+physiological reactions at autonomic level are not unique
shacter singer theory of emotion

two factor theory

see bear > physiological reaction + cognitive label > fear

to experience emotion, one must be physically aroused and cognitivley label the arousal

epinephrine shot- explaining emotions to drugs and not giving it a cognitive label
emotions and autonomic nervous system
sympathetic (arousing) and parasympathetic (non arousing)responses to situations
different emotions and brain activity
differnt amygdala stimulation= fear or anger

depressed people experience more right prefrontal cortex activity

happines- left frontal lobe

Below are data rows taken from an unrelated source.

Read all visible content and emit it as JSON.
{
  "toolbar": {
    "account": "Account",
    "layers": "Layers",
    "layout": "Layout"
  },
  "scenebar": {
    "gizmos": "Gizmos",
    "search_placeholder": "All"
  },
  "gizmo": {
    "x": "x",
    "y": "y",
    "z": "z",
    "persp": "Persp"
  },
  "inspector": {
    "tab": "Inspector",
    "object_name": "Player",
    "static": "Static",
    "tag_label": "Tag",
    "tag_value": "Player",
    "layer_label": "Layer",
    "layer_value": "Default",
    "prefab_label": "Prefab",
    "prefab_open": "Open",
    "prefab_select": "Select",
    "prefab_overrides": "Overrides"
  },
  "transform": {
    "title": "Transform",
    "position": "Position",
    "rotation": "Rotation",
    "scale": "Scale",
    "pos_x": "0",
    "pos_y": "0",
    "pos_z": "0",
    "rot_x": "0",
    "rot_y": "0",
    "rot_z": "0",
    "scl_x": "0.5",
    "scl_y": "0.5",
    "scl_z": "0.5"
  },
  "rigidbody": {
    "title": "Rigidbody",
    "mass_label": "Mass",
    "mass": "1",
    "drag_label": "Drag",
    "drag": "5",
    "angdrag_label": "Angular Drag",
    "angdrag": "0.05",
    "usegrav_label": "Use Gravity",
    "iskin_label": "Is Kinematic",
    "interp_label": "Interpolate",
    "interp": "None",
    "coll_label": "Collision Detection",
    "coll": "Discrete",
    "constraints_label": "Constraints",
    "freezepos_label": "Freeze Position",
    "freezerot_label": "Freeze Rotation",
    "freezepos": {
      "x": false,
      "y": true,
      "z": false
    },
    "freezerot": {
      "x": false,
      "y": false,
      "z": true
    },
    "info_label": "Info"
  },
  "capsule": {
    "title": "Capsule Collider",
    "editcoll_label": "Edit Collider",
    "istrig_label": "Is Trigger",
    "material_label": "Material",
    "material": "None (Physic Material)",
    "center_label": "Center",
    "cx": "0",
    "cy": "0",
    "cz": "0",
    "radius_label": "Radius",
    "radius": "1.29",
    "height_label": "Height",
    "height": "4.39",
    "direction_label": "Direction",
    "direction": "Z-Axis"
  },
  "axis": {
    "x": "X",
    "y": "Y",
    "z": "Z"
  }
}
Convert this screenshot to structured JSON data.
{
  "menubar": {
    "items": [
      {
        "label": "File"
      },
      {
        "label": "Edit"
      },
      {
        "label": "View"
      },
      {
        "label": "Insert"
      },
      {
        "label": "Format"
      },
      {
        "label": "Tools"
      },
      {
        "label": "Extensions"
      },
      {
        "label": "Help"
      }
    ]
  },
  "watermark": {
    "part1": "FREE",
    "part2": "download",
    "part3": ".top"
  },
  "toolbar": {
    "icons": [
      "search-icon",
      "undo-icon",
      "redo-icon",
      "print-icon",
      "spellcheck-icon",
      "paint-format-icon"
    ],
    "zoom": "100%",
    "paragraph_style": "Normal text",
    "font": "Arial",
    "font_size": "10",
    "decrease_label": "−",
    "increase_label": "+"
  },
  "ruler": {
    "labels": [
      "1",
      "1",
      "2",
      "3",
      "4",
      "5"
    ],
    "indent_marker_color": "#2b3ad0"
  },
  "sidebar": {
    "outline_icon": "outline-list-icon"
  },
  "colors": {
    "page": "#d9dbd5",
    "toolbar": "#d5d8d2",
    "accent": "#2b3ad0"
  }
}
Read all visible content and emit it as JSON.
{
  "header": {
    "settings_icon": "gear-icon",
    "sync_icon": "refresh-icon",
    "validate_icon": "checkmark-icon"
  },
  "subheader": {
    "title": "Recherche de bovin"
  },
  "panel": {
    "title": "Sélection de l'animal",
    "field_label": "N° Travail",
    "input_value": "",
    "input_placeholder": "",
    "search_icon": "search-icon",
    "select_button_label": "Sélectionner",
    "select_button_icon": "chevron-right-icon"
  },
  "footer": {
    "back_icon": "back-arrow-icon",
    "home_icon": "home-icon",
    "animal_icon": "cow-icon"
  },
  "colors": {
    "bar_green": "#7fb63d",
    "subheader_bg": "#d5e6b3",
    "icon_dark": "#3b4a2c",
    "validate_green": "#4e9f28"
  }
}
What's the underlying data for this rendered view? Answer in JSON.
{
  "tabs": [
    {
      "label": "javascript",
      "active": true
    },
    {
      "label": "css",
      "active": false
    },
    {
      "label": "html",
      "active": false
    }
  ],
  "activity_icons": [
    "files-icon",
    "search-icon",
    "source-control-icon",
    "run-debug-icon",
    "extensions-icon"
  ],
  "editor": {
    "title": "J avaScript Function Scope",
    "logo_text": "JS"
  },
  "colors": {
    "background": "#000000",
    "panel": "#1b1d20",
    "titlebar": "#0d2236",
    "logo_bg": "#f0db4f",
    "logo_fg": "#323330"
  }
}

physiological brain differnces help explain why we experience stimuli so differently
arousal and congnition
arousal fuels emotion- cognition channels it
current view of emotional responses
direct path towards fear, and appraisal of situation before fear
under what level of arousal do we best perform activities?
moderate arousal in order to not be nervous but also alert
cognitive appraisal
emotions are effected by what/how we think of something
spillover effect
previous arousal can enhance or reduce current arousals
guilty knowledge test
ask a suspect information he would only know if he were at the scene of the crime
we read fear and anger mostly from the ___ and happiness from the ____
eyes, mouth
introverts vs extroverts
introverts do better at reading minds while extraverts are themselves easier to read
physically abused childern detect ___ as ___
anger and fear
judith hall's findings
women are better than men at reading people's emotional cues
are women or men defined as being more empathetic?

empathy- putting yourself into someones shoes
gestures and cultures
gestures' meanings vary by culture
how did our ancestors survive without communicating through words
conveyed emotions through body language
emotion is best understand not only as a biological and cognitive function,but also a __ __ ___
social-cultural phenonmeon
william james
facial expressions can induce certain moodes by simply acting them out
behavior feedback
going through certain kinds of emotions awakens certain motions

(ex. walking depressed or walking happy)
facial feedback hypothesis
we amplify emotions by activating muscles associated with certain states
americans vs japanese and emotion expression
japanese tend to hide their expressions more
feigned smiles vs genunie smiles
made more abruptly, last longer